They haven't gotten over it yet, but they are supportive nonetheless. We are all working together because they know that there is no way they can stop me. So we are looking for the best way of diluting their fears and getting their full support. Somewhere down the line, we will find a middle ground?
How are you preparing physically and spiritually for this journey?
I am fortunate this time to have other adventurers to go on this expedition with me and I have managed to transfer to them the knowledge that I have acquired. All of us are now putting our heads together and we are preparing ourselves, emotionally, physically and mentally.
Physically, my health is as good as it was eight years ago and I can say, knock on word, that its still good enough for an expedition like this. Spiritually I have taken myself through a spiritual routine of fasting, abstaining and meditation, cleansing my spiritual being before my departure and cleansing myself to a point where all have been forgiven so that I can approach the journey with a clean body and soul. You have to have a clean body and soul, so you are better focused on dealing with the exceptionally difficult situation you are bound to encounter on an expedition like this.
Has any of your children ever shown any interest in going along?
They are interested but they haven't shown any concrete interest. I think that this is because my wife has worked very hard to make sure that we don't have two adventurers in the family. (laughs)
What safety measures are you taking and how would you stay in touch with civilisation while you are on the trip?
Well, we're going through thirteen countries -- Benin Republic, Togo, Ghana, Burkina Fasso, Mali, Algeria, Morocco, Spain, Gernmany, France, Belgium and finally the United Kingdom. So we will see a lot of civilisation on our way. However, we have gotten a lot of support from different companies to make sure we stay in touch with our mission control base, especially during the desert crossing. Companies like International Energy, our main sponsors who have taken care of our insurance, Thuraya and Danisat who have provided us with satellite phones and tracking devices, The Alitheia Capital, taking care of our sustenance during the trip, Mediabloc, catering to the unforseens, Virgin Nigeria who are flying us back to Nigeria after the trip. Also, the journalist in our team-(Ebun Olatoye) will document the daily events of the expedition and send articles to our website as well as to Nigerian newspapers so that Nigerians and the global community can get a daily report of the journey. Titi Laoye, our film-maker is coming along as well, so we will send footage of the expedition back to local and international television stations. Joshua Adegbaju will be at hand to repair the vehicles and Afam Ugah will be there for IT assistance while I lead the mission. Other precautions are security sensitive, but suffice to say we're taking every precaution for our safety.

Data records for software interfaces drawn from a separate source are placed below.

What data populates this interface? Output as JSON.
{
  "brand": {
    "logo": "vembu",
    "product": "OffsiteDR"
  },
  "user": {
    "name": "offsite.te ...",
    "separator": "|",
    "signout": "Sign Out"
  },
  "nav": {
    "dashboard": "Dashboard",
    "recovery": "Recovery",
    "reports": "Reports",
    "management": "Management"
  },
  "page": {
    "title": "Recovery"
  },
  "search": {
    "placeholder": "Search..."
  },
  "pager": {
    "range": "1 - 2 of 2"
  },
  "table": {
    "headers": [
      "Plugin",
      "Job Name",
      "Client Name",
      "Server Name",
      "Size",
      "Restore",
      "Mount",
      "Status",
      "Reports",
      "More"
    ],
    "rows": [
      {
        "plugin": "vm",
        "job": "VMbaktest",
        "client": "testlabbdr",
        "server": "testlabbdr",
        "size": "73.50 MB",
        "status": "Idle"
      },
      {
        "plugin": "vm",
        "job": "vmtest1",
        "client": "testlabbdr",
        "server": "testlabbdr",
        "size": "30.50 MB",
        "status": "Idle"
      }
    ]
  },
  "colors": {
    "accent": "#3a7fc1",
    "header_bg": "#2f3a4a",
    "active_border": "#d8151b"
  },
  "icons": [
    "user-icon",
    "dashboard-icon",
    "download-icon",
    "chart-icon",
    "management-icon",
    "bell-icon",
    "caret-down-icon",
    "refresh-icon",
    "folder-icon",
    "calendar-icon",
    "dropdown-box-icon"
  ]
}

What next after this expedition?
We're making a documentary of the expedition which will be aired all over Africa. Also, I've begun talking to Cassava Republic Press about publishing a book about the experience after our return. Also, I am hoping that I would have inspired the people who are coming along on this trip, so that they will carry on this crusade after me.
In your book- Me, My Desert and I, you said you would never embark on an expedition across the desert again, yet you are now rearing to go on your third. Is this really your last?
I've learnt from that saying 'Never say never'. This is because, there are a number of factors that will determine the decision of whether or not this will be my last crossing. This expedition is important to me because I realise that the fruits of my vision and labour will not be realised in my lifetime. So there is a pressing need to pass the crusade baton to a younger generations and the best way to do it is to school them through the crossing of the desert. So you can call it my last expedition, but I can never say 'never'.
Newton Jibunoh's expedition sets off from Lagos on February 25th 2008 and will last sixty days. His expedition crew members are Afam Ugah- IT specialist, Joshua Adegbaju- Auto Mechanic, Ebun Olatoye- Journalist and Titi Laoye- film-maker.